Housing tenure to be used with care as a unit of comparison

Even though there is great international variation in tenure forms, it is still possible to construct a typology of housing tenure that uses categories that are similar enough to allow comparison across countries. The size of these categories cannot necessarily be identified, but the different types of policy that apply can. The allocation criterion is specifically useful in this context. In a country like the USA, for example, where there is a small proportion of social or publicly owned housing, the share of social housing will be higher when privately owned housing that has allocation restrictions is included, i.e., private rental housing that is let to voucher recipients (a type of housing allowance) and Low Income Housing Tax Credit rental housing that is subsidized via the tax system and is also subject to social allocation criteria and rent limits (Oxley et al, 2010).


BBR (2007) Wohnungs- und Immobilienmärkte in Deutschland 2006, Bonn: BBR.

Dol, Kees & Marietta Haffner (eds.) (2010) Housing Statistics in the European Union, The Hague: Ministry of the Interior and Kingdom Relations, Link>>.

Elsinga, Marja, & Marietta Haffner (2006) Kopen in een coöp. Coöps op Zweedse en Finse woningmarkt. Een quickscan, Rotterdam: SEV, SEV-programma Wat beweegt de woningmarkt? Link>>.
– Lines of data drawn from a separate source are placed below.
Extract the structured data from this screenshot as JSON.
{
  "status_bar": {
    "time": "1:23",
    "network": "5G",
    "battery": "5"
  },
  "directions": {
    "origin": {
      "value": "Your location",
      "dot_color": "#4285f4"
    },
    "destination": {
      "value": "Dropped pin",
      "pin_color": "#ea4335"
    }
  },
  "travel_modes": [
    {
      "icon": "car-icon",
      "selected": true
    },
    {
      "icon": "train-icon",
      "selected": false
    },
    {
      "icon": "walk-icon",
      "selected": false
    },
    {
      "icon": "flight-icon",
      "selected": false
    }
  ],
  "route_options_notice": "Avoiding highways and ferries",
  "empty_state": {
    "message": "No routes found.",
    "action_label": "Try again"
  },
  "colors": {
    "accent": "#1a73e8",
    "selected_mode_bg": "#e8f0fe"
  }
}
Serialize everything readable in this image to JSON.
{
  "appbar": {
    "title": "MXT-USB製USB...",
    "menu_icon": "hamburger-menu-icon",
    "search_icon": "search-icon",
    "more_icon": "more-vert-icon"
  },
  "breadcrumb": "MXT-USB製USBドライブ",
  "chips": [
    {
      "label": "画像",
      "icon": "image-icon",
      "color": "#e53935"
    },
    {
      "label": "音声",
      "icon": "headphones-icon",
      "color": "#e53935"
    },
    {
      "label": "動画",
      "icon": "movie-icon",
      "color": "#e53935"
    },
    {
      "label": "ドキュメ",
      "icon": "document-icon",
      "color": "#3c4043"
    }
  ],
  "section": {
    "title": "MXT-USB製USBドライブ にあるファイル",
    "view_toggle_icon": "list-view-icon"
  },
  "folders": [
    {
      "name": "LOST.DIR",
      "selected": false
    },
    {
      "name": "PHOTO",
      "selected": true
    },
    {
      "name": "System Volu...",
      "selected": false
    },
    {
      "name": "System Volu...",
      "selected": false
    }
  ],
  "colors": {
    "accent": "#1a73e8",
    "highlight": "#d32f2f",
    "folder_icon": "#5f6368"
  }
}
Haffner, Marietta, Joris Hoekstra, Michael Oxley & Harry van der Heijden (2009) Bridging the gap between market and social rented housing in six European countries, Amsterdam: IOS Press BV.

Haffner, Marietta, Joris Hoekstra, Michael Oxley & Harry van der Heijden (2010) Universalistic, Particularistic and Middle Way Approaches to Comparing the Private Rental Sector, International Journal of Housing Policy, 10(4) 357-377 .

Hegedüs, József, Martin Lux & Petr Sunega (2011) Decline and depression: the impact of the global economic crisis on housing markets in two post-socialist states, Journal of Housing and the Built Environment, 26(2) 315-333.

Karlberg, Björn & Anders Victorin (2004) Housing tenures in Nordic countries, in: Lujanen, Martti, Housing and Housing Policy in the Nordic Countries, Copenhagen: Nordic Council of Ministers, pp. 57-78.

Maclennan, Duncan & Alison More (1997) The Future of Social Housing; Key Economic Questions, Housing Studies 12(4) 531-547.

ODPM (2005) Housing in England 2003/04, Part 3: Social renters and private renters, December, London, Office of the Deputy Prime Minister.

Oxley, Michael, Ros Lishman, Tim Brown, Marietta Haffner & Joris Hoekstra (2010) Promoting investment in private rented housing supply. International policy comparison, London: Department for Communities and Local Government, Link>>.

Ruonavaara, Hannu (1993) Forms and types of housing tenures, Scandinavian Housing & Planning Research 10(1) 3-20.

Ruonavaara, Hannu (2005) How Divergent Housing Institutions Evolve: A Comparison of Swedish Tenant Co-operatives and Finnish Shareholders’ Housing Companies, Housing, Theory and Society, 22( 4) 213-236.

Siksiö, O. (1990) Learning from tenure; an international comparison on the meaning of tenure in nine European countries–East and West, Housing Evaluation, Rotterdam: CIB proceedings, Publication 118.


Related Documents

Marietta Haffner

Marietta Haffner

Marietta Haffner is a housing economist with more than 20 years of experience in comparative housing research, usually from a housing finance, housing economics or housing policy point of view. She has published widely in scientific journals on such topics as housing affordability, housing taxation anad subsidization, and housing policy. Haffner is a member of the Management Board of Housing Studies and the Scientific Editorial Board of Tijdschrift voor de Volkshuisvesting.